Helter Skelter (2013)
Words by Catrin Brooke
Helter Skelter (2013)
Based on the psychological horror manga by Kyoko Okazaki, Mika Ninagawa’s film 'Helter Skelter' triumphs the nightmarish and sinister reality that burdens the world of fashion and beauty. A gruesome horror-show at its core, this might just be the thrill that you seek, just make sure you keep an eye out for that ending!
Based on the psychological horror manga by Kyoko Okazaki, Helter Skelter was one of Japan's most successful films of 2012. Directed by Mika Ninagawa, the film triumphs over the nightmarish and sinister reality that burdens the world of fashion and beauty. Its story is a visionary social critique of the consequences met through the indulgence of one’s own vanity and self-absorption, told through the use of otherworldly and sugary imagery (think Moulin Rouge meets Candyland in Hannibal Lecter’s basement) camouflaging the horrifying parts.

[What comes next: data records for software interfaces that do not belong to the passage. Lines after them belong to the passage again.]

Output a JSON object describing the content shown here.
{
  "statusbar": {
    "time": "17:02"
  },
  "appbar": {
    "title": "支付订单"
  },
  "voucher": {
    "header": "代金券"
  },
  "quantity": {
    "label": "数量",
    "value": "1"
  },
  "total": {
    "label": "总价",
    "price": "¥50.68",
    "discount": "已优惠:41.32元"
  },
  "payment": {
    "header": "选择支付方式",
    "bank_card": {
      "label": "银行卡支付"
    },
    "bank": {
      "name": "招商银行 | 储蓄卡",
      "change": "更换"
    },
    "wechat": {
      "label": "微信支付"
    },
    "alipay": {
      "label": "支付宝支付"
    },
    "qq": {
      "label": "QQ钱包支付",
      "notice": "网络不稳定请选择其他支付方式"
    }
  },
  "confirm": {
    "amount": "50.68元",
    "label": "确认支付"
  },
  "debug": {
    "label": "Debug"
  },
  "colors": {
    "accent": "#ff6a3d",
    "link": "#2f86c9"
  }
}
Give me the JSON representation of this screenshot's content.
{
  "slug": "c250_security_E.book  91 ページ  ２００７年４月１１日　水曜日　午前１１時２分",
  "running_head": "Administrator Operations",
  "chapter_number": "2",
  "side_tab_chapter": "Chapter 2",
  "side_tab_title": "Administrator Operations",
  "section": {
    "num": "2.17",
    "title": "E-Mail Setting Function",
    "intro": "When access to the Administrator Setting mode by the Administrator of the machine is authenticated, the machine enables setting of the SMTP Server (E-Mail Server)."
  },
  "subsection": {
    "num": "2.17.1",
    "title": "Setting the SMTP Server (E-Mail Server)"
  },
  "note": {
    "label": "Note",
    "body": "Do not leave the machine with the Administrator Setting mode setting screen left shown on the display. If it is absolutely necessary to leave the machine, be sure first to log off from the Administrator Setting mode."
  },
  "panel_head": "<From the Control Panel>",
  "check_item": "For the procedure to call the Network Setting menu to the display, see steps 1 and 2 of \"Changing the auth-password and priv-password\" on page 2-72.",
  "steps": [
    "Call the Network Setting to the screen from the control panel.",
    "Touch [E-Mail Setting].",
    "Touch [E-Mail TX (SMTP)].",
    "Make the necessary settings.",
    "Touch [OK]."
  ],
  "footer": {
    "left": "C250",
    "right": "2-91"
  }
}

Liliko, our antiheroine, is a beauty goddess, a dream girl and the role model of Japanese society. Every girl wants to be her, and every man wants to possess her, which many do as she begins to fill the inevitable void and pain deep inside her with sex and drugs. Pretty quickly we establish that Liliko is a shallow and tragically confused woman, who will never achieve her idealistic beauty standards, nor will she keep up with the naturally beautiful and impossibly perfect Kozue, the new ‘It’ girl on the scene. But the story, a gruesome horror-show at its core, is no lengthy prom queen quarrel and Liliko is no Regina George, who only playfully sabotages her opponent to get her crown.
As Liloko’s popularity starts to downturn, she is also dumped by almost everyone in her life including her assistant Hada, who releases an exposé, sharing all her dirty and surgical secrets to the tabloids. Faced with the harsh reality that nobody loves her, Liliko chooses to take drastic measures against herself, becoming her own worst nightmare. Reaping the harvest of her own preposterous ideas, we watch as Liliko’s unblemished public image is ruined.
Helter Skelter’s universe becomes even more secluded as the film continues, fitted with characters that behave in such a way that is so incomprehensibly distorted. As the self-hatred of many of the characters heightens it shows how even seemingly perfect people are insecure, illustrating how reality can be perceived so differently to how it really is. After two hours of screaming fits and enough lingerie shots to rival an Agent Provocateur campaign, the film does inevitably become a little predictable by the end, but nevertheless enjoyable with its compelling and grotesque storyline- both in equal measure.
It is clear that the script and character development is compromised by its visuals and distinctive aesthetics. With these prioritised over the storyline, the pace of the film does feel a little slow: a lot of screaming and graphic shots. It is easy to guess the fate of our main characters at the beginning, however, this horror is not made for the faint hearted and the ending still delivers us an unexpected twist.
Helter Skelter is no anomaly to other Japanese-made horror films in that it is totally ruthless and full of psychological torment (see The Ring, 2002 and Onibaba, 1964 if you are in search of further fright!). Lamenting the trope of unattainable perfection leading to inevitable demise, it spares no detail in its execution. If you seek something to get your heart rate up from the comfort of your own sofa, then Helter Skelter might just be the thrill that you seek- just make sure you keep an eye out for that ending.